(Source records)
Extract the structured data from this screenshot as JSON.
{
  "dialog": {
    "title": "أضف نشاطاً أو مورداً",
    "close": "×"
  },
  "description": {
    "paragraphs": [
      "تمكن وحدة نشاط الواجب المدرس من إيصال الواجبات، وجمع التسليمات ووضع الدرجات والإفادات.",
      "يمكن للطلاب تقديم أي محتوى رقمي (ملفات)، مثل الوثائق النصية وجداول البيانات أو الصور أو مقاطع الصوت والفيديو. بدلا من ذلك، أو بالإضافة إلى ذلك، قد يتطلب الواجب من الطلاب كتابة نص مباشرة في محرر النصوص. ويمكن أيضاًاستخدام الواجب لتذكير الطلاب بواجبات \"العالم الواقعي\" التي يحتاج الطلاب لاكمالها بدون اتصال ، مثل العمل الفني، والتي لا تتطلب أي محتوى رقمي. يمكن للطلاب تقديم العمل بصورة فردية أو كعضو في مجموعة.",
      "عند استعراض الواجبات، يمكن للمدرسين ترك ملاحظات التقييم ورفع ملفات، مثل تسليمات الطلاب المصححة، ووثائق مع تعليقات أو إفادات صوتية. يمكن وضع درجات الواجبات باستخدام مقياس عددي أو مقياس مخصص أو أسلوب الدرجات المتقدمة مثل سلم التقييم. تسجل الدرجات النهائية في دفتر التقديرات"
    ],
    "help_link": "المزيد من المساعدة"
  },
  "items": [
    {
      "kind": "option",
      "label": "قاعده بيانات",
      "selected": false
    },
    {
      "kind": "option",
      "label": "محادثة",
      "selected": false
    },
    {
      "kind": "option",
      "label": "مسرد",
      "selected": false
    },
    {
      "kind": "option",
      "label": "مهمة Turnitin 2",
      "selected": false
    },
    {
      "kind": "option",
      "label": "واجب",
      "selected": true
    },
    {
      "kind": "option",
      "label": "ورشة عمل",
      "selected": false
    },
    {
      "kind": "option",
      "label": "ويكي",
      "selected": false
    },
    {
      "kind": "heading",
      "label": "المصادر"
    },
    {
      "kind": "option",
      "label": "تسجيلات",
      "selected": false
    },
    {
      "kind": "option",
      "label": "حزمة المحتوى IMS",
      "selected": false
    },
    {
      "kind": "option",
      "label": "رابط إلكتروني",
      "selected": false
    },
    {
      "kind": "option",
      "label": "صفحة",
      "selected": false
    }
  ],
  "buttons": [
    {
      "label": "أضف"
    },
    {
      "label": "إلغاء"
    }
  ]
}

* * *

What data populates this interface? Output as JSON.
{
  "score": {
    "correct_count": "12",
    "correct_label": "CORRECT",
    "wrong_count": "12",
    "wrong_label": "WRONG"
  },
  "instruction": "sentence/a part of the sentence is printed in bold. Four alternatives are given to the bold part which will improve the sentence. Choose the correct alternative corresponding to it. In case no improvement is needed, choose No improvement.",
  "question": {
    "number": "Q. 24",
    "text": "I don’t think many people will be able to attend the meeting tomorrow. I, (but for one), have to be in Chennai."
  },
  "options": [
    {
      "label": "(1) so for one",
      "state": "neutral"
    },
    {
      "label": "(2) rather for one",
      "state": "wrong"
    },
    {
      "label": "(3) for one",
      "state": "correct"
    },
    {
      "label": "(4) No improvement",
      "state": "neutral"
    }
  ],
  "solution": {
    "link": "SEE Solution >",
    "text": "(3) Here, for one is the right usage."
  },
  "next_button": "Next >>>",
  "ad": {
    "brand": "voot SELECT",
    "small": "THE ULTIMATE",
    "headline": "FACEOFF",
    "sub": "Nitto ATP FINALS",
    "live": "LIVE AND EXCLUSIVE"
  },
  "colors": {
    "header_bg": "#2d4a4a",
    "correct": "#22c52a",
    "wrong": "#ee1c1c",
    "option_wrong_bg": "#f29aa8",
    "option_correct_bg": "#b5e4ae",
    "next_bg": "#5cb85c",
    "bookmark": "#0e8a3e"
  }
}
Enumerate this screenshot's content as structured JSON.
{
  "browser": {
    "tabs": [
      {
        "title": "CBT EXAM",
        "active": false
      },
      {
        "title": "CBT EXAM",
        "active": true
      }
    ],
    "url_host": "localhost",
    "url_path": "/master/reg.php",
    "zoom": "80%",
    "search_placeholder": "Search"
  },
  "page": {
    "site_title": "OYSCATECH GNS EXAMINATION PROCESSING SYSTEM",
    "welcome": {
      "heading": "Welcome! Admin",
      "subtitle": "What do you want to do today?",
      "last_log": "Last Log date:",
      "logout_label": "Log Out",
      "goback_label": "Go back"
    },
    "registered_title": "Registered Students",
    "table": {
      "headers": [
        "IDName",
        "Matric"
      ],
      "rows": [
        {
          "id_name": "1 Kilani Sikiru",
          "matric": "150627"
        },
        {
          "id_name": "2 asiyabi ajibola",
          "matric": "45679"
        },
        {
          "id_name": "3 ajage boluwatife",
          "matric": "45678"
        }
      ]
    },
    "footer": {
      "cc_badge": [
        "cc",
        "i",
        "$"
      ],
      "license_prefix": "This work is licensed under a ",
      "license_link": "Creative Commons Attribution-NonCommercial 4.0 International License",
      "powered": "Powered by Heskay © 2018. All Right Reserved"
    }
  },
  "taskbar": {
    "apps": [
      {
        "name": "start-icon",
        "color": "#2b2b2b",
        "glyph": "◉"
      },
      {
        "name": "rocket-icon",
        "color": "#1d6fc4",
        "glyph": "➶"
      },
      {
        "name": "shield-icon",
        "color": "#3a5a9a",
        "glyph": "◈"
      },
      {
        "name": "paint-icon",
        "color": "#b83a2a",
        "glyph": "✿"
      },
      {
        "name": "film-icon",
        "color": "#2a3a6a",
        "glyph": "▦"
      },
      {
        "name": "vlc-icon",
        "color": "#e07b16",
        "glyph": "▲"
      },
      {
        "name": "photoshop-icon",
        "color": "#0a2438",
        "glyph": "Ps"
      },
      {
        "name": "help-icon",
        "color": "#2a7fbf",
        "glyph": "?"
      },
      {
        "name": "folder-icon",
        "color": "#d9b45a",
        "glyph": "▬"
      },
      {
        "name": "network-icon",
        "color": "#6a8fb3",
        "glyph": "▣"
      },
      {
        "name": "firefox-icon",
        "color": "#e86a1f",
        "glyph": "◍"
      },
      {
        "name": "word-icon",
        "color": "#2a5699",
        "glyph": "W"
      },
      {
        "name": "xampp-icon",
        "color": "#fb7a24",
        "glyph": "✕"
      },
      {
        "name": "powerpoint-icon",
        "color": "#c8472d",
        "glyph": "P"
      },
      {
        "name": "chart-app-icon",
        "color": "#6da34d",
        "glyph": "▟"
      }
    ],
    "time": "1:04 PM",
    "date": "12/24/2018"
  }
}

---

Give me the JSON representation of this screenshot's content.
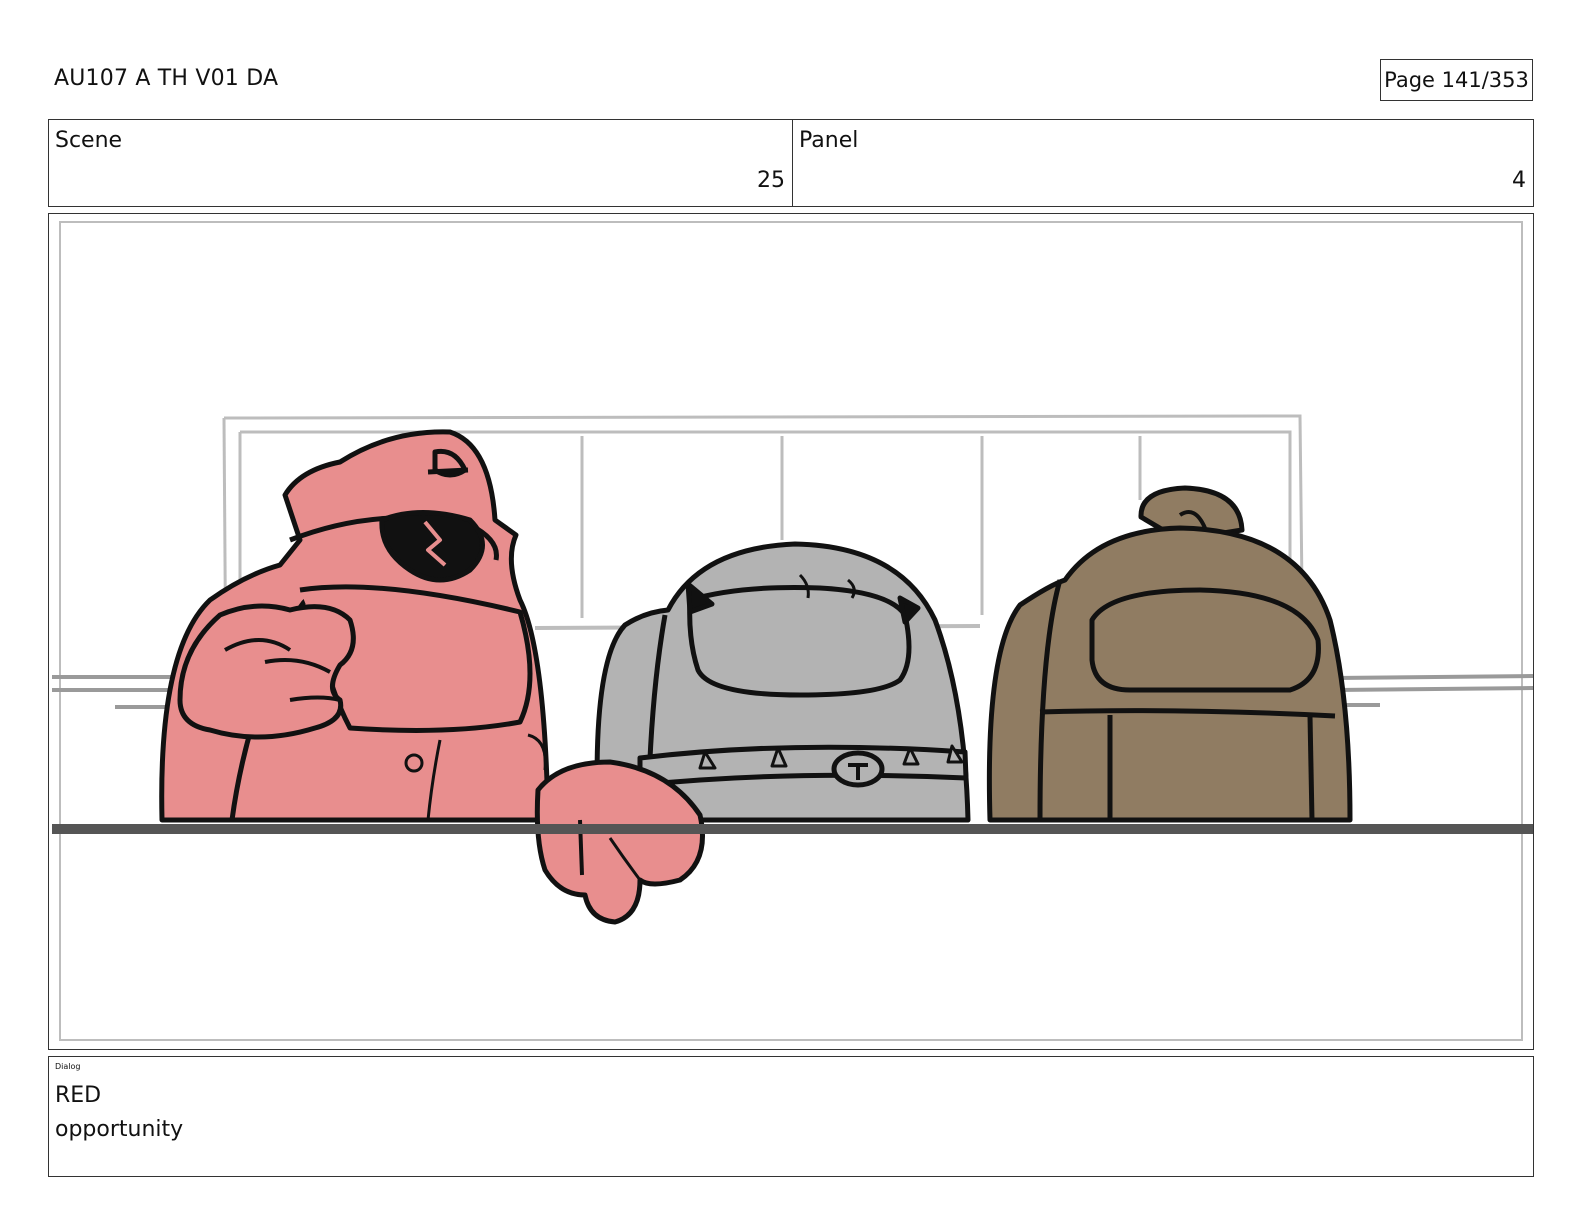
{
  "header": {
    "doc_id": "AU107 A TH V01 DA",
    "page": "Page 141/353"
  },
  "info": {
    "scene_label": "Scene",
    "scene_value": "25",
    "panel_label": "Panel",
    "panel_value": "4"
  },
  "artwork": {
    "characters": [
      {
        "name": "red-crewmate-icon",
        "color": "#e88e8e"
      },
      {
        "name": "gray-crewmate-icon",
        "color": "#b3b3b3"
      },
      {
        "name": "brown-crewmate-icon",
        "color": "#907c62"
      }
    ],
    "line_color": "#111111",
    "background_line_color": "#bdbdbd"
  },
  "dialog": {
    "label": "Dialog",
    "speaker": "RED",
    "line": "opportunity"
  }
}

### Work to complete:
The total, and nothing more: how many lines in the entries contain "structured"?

### Task solution:
2